__Aim of the exercise__
Give the number of lines in the data below where the string "icon" occurs, and nothing else.

__Entries supplied__
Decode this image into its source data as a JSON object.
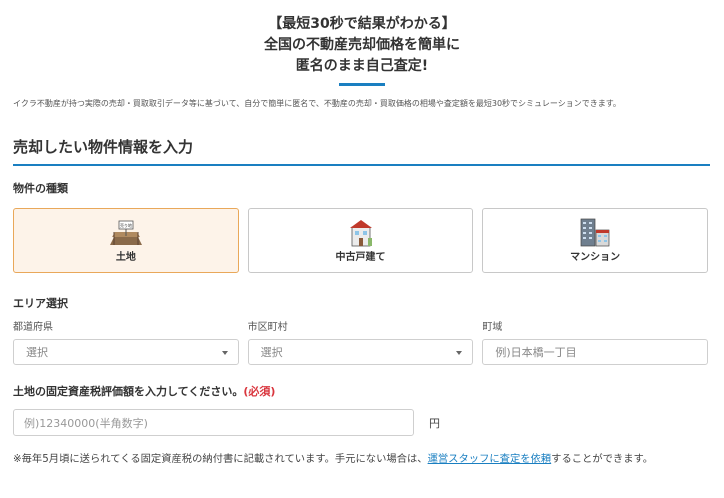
{
  "hero": {
    "line1": "【最短30秒で結果がわかる】",
    "line2": "全国の不動産売却価格を簡単に",
    "line3": "匿名のまま自己査定!"
  },
  "lead": "イクラ不動産が持つ実際の売却・買取取引データ等に基づいて、自分で簡単に匿名で、不動産の売却・買取価格の相場や査定額を最短30秒でシミュレーションできます。",
  "section_title": "売却したい物件情報を入力",
  "property_type": {
    "label": "物件の種類",
    "options": [
      {
        "label": "土地",
        "icon": "land-icon",
        "selected": true
      },
      {
        "label": "中古戸建て",
        "icon": "house-icon",
        "selected": false
      },
      {
        "label": "マンション",
        "icon": "mansion-icon",
        "selected": false
      }
    ],
    "land_sign": "売り地"
  },
  "area": {
    "label": "エリア選択",
    "prefecture_label": "都道府県",
    "prefecture_value": "選択",
    "city_label": "市区町村",
    "city_value": "選択",
    "town_label": "町域",
    "town_placeholder": "例)日本橋一丁目"
  },
  "tax_value": {
    "label": "土地の固定資産税評価額を入力してください。",
    "required": "(必須)",
    "placeholder": "例)12340000(半角数字)",
    "unit": "円"
  },
  "note": {
    "before": "※毎年5月頃に送られてくる固定資産税の納付書に記載されています。手元にない場合は、",
    "link": "運営スタッフに査定を依頼",
    "after": "することができます。"
  },
  "colors": {
    "accent": "#1a7fc1",
    "selected_bg": "#fdf3e9",
    "selected_border": "#e9a85a",
    "required": "#d9363e"
  }
}
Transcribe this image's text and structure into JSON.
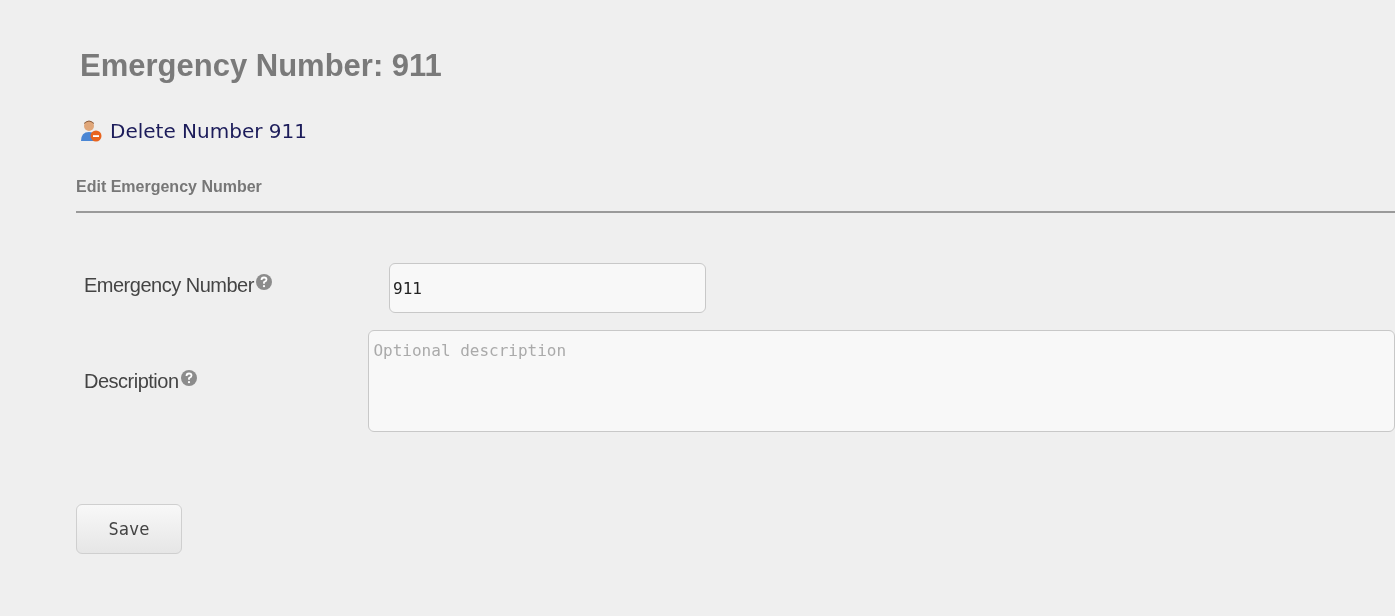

__Finished exercise__
3